▶ _Work to be completed_: All of the records should be given again exactly as they appear.

(Stored items)
=-=-=
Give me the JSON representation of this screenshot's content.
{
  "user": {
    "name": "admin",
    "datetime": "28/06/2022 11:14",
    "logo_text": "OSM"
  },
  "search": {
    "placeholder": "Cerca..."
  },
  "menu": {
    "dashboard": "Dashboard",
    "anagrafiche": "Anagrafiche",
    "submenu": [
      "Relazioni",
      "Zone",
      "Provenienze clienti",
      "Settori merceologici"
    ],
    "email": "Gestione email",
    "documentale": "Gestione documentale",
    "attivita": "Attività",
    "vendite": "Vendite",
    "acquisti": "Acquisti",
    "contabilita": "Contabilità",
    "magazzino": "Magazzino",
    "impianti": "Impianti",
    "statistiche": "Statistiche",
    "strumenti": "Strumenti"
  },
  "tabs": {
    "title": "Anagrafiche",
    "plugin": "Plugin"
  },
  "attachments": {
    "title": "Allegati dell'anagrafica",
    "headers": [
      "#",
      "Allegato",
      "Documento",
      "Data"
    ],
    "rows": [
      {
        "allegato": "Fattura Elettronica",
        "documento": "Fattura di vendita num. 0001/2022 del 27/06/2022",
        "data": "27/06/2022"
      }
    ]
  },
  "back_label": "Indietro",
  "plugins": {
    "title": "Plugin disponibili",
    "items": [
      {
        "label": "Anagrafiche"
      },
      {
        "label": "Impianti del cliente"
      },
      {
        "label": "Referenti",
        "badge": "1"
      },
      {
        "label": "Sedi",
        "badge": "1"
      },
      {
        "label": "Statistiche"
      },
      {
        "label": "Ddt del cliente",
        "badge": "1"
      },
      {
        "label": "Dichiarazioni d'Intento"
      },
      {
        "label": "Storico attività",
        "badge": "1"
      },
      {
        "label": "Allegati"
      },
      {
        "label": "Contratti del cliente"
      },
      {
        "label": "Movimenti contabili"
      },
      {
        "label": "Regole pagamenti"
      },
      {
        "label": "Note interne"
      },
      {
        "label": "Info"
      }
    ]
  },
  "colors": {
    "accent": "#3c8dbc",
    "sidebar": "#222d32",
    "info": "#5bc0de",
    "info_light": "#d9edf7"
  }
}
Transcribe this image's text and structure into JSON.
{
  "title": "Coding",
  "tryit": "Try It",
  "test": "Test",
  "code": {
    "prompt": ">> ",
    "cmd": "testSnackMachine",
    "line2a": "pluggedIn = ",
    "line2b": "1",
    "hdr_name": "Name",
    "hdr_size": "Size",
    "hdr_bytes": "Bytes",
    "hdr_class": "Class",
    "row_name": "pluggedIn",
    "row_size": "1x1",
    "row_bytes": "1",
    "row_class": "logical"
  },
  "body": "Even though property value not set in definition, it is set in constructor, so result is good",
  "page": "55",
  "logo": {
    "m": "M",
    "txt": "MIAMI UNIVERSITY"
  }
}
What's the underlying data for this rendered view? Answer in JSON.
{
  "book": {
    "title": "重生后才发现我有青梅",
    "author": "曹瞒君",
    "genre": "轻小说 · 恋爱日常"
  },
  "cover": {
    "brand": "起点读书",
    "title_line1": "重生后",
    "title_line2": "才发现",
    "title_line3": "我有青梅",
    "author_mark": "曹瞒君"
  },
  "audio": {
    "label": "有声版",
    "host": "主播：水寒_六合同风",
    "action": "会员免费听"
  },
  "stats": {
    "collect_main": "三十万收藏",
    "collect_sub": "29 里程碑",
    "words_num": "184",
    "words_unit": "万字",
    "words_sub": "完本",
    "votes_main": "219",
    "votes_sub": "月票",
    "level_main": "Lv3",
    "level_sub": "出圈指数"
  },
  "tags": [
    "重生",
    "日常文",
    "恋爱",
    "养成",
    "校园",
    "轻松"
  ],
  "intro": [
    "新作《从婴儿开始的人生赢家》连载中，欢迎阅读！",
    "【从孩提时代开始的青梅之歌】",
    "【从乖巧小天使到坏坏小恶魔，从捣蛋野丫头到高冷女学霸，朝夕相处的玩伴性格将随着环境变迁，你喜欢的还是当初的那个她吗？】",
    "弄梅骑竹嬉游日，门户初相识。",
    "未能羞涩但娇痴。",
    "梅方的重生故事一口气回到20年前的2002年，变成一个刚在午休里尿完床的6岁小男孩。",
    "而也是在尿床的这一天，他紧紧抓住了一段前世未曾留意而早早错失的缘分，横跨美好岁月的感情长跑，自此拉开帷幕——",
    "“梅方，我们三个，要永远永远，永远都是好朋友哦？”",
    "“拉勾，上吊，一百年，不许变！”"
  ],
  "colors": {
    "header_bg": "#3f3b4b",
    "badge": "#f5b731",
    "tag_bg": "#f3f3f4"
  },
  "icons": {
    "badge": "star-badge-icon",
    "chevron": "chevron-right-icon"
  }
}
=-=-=
▶ _Solution to this problem_:
Give me the JSON representation of this screenshot's content.
{
  "user": {
    "name": "admin",
    "datetime": "28/06/2022 11:14",
    "logo_text": "OSM"
  },
  "search": {
    "placeholder": "Cerca..."
  },
  "menu": {
    "dashboard": "Dashboard",
    "anagrafiche": "Anagrafiche",
    "submenu": [
      "Relazioni",
      "Zone",
      "Provenienze clienti",
      "Settori merceologici"
    ],
    "email": "Gestione email",
    "documentale": "Gestione documentale",
    "attivita": "Attività",
    "vendite": "Vendite",
    "acquisti": "Acquisti",
    "contabilita": "Contabilità",
    "magazzino": "Magazzino",
    "impianti": "Impianti",
    "statistiche": "Statistiche",
    "strumenti": "Strumenti"
  },
  "tabs": {
    "title": "Anagrafiche",
    "plugin": "Plugin"
  },
  "attachments": {
    "title": "Allegati dell'anagrafica",
    "headers": [
      "#",
      "Allegato",
      "Documento",
      "Data"
    ],
    "rows": [
      {
        "allegato": "Fattura Elettronica",
        "documento": "Fattura di vendita num. 0001/2022 del 27/06/2022",
        "data": "27/06/2022"
      }
    ]
  },
  "back_label": "Indietro",
  "plugins": {
    "title": "Plugin disponibili",
    "items": [
      {
        "label": "Anagrafiche"
      },
      {
        "label": "Impianti del cliente"
      },
      {
        "label": "Referenti",
        "badge": "1"
      },
      {
        "label": "Sedi",
        "badge": "1"
      },
      {
        "label": "Statistiche"
      },
      {
        "label": "Ddt del cliente",
        "badge": "1"
      },
      {
        "label": "Dichiarazioni d'Intento"
      },
      {
        "label": "Storico attività",
        "badge": "1"
      },
      {
        "label": "Allegati"
      },
      {
        "label": "Contratti del cliente"
      },
      {
        "label": "Movimenti contabili"
      },
      {
        "label": "Regole pagamenti"
      },
      {
        "label": "Note interne"
      },
      {
        "label": "Info"
      }
    ]
  },
  "colors": {
    "accent": "#3c8dbc",
    "sidebar": "#222d32",
    "info": "#5bc0de",
    "info_light": "#d9edf7"
  }
}
Transcribe this image's text and structure into JSON.
{
  "title": "Coding",
  "tryit": "Try It",
  "test": "Test",
  "code": {
    "prompt": ">> ",
    "cmd": "testSnackMachine",
    "line2a": "pluggedIn = ",
    "line2b": "1",
    "hdr_name": "Name",
    "hdr_size": "Size",
    "hdr_bytes": "Bytes",
    "hdr_class": "Class",
    "row_name": "pluggedIn",
    "row_size": "1x1",
    "row_bytes": "1",
    "row_class": "logical"
  },
  "body": "Even though property value not set in definition, it is set in constructor, so result is good",
  "page": "55",
  "logo": {
    "m": "M",
    "txt": "MIAMI UNIVERSITY"
  }
}
What's the underlying data for this rendered view? Answer in JSON.
{
  "book": {
    "title": "重生后才发现我有青梅",
    "author": "曹瞒君",
    "genre": "轻小说 · 恋爱日常"
  },
  "cover": {
    "brand": "起点读书",
    "title_line1": "重生后",
    "title_line2": "才发现",
    "title_line3": "我有青梅",
    "author_mark": "曹瞒君"
  },
  "audio": {
    "label": "有声版",
    "host": "主播：水寒_六合同风",
    "action": "会员免费听"
  },
  "stats": {
    "collect_main": "三十万收藏",
    "collect_sub": "29 里程碑",
    "words_num": "184",
    "words_unit": "万字",
    "words_sub": "完本",
    "votes_main": "219",
    "votes_sub": "月票",
    "level_main": "Lv3",
    "level_sub": "出圈指数"
  },
  "tags": [
    "重生",
    "日常文",
    "恋爱",
    "养成",
    "校园",
    "轻松"
  ],
  "intro": [
    "新作《从婴儿开始的人生赢家》连载中，欢迎阅读！",
    "【从孩提时代开始的青梅之歌】",
    "【从乖巧小天使到坏坏小恶魔，从捣蛋野丫头到高冷女学霸，朝夕相处的玩伴性格将随着环境变迁，你喜欢的还是当初的那个她吗？】",
    "弄梅骑竹嬉游日，门户初相识。",
    "未能羞涩但娇痴。",
    "梅方的重生故事一口气回到20年前的2002年，变成一个刚在午休里尿完床的6岁小男孩。",
    "而也是在尿床的这一天，他紧紧抓住了一段前世未曾留意而早早错失的缘分，横跨美好岁月的感情长跑，自此拉开帷幕——",
    "“梅方，我们三个，要永远永远，永远都是好朋友哦？”",
    "“拉勾，上吊，一百年，不许变！”"
  ],
  "colors": {
    "header_bg": "#3f3b4b",
    "badge": "#f5b731",
    "tag_bg": "#f3f3f4"
  },
  "icons": {
    "badge": "star-badge-icon",
    "chevron": "chevron-right-icon"
  }
}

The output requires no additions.